  • The Administrative Law Outline allows you to search for terms of art that correspond to topics you are studying to find suggestions for related CALI Lessons.

Administrative Law

Judicial Review of Agency Inaction Under the Federal Administrative Procedure Act

This lesson addresses two general questions covered in a typical administrative law course: (1) under what circumstances does the federal Administrative Procedure Act authorize judicial review of claims that an agency's inaction violates the Administrative Procedure Act; and (2) what is the scope of judicial review of such claims?

Presidential Appointment Power

This lesson focuses on the presidential power to appoint executive branch officials. It focuses on the scope of the presidential power, congressionally imposed limits on that power, and potential infringements of the power by Congress and the judiciary. This lesson is intended for students who have studied these issues in class, and who wish to further refine their knowledge.

Researching Federal Administrative Regulations

This lesson will teach law students and practitioners how to research and efficiently locate the rules and regulations promulgated by federal administrative agencies. This is a skill that will be important to a lawyer practicing law in any area, especially those areas for which Congress has delegated significant authority to administrative agencies. The lesson focuses on the official sources of this information: the Federal Register, the Code of Federal Regulations, and their related materials.

Scope of Judicial Review of Agency Decisions

Note: This lesson uses Flash and is unable to be viewed on a device that does not have the Flash player installed. Scoring for this lesson is also unavailable at this time.

This lesson graphs a systematic way of thinking about the varying levels of intensity with which courts review agency decisions. It considers the various statutory and common law review formulas, the type of agency proceedings to which they apply, and how they are interpreted.

Standing (Constitutional Issues) Introduction

A critical issue that arises in many administrative cases is the question of constitutional standing to litigate. At its most basic, standing is the requirement that a litigant must have a sufficient interest in the outcome of the litigation in order to be entitled to sue. This lesson provides an introduction to constitutional standing issues and provides the basis for more in depth review in subsequent lessons. The lesson is intended for students who have studied these issues in class and who wish to further refine their knowledge.

Standing (Specialized Issues)

This lesson examines several status issues that arise in standing cases. In a prior lesson, we examined two contexts in which individuals might seek standing: taxpayer standing and citizen standing. In this lesson, we examine two other situations that may arise: the right of associations to sue on behalf of their members, and the rights of individuals to assert the interests of third parties.
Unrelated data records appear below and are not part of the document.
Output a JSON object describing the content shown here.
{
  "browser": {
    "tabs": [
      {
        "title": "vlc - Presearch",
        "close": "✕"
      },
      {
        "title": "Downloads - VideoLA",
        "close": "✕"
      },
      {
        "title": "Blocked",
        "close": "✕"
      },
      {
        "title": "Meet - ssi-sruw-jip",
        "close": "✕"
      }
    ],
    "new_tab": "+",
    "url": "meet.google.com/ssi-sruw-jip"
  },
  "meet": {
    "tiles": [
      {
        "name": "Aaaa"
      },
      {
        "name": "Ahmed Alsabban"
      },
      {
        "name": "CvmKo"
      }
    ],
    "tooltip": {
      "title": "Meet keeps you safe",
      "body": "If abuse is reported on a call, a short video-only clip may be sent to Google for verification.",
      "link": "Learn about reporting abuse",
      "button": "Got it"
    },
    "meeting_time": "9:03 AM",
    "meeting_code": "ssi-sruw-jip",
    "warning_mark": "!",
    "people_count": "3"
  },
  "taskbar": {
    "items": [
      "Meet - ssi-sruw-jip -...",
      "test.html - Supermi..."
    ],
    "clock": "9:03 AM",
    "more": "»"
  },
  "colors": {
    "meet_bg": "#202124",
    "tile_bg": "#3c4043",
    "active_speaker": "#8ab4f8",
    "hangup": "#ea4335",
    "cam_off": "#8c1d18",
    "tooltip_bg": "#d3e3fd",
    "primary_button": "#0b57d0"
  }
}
This lesson is intended for students who have studied these issues in class and who are seeking to further refine their knowledge and grasp of the area.